- _Aim of the exercise_
Across all the entries below, count each line that holds "true" and report the figure only.

[Stored dataset items]
******

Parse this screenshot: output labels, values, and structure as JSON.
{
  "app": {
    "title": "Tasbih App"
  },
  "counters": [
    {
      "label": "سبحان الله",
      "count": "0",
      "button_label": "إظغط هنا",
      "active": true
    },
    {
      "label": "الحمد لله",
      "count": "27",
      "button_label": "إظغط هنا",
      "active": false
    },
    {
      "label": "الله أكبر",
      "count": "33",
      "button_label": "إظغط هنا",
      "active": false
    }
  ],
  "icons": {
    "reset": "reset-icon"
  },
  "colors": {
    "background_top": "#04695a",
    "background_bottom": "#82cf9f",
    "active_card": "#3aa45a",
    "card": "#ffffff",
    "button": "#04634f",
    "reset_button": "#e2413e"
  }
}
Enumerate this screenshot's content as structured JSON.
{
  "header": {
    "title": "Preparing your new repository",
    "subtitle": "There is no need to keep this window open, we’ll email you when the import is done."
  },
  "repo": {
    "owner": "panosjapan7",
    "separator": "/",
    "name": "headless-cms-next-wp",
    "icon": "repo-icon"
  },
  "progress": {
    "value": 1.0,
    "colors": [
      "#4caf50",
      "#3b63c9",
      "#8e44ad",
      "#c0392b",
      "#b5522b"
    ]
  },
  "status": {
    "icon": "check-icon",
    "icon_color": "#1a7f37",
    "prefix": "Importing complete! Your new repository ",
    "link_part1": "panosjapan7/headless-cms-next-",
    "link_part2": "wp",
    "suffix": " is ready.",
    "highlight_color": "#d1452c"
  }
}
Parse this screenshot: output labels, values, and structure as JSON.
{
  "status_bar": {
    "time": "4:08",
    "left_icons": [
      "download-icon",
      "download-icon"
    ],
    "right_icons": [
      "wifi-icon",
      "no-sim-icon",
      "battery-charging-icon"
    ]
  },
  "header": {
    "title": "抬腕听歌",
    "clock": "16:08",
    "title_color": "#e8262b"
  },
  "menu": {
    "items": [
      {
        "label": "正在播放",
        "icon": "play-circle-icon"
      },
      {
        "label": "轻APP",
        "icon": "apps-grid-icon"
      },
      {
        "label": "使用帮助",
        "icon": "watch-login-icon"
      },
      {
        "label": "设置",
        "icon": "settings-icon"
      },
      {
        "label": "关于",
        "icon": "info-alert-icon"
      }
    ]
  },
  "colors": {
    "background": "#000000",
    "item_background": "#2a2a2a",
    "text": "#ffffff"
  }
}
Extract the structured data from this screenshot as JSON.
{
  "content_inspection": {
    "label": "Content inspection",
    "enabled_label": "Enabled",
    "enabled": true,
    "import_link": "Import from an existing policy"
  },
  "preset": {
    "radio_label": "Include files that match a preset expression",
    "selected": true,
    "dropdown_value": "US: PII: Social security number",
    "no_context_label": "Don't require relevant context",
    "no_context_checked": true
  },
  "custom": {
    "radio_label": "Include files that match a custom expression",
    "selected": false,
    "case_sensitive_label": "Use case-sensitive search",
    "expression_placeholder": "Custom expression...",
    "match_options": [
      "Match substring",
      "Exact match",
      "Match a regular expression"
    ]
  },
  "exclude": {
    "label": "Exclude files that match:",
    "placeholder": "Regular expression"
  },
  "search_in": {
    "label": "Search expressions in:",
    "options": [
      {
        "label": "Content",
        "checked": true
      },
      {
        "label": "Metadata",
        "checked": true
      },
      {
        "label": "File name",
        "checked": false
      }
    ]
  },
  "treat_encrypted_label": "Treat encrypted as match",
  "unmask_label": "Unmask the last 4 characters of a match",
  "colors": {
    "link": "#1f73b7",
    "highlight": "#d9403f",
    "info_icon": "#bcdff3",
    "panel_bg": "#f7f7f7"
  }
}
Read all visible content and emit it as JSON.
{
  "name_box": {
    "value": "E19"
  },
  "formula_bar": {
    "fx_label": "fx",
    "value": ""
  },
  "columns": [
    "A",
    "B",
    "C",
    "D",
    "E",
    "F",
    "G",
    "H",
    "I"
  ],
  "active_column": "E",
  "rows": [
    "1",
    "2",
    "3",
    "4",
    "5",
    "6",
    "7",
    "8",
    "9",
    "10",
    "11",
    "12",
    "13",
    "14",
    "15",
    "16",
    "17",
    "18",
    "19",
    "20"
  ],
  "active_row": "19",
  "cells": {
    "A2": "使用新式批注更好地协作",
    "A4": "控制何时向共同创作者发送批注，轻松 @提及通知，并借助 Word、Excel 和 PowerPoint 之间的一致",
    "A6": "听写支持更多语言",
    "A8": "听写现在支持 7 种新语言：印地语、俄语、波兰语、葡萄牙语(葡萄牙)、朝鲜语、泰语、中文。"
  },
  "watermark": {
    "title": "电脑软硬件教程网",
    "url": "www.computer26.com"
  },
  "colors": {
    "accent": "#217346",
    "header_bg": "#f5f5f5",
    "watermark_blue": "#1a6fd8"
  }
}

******

- _Result_
6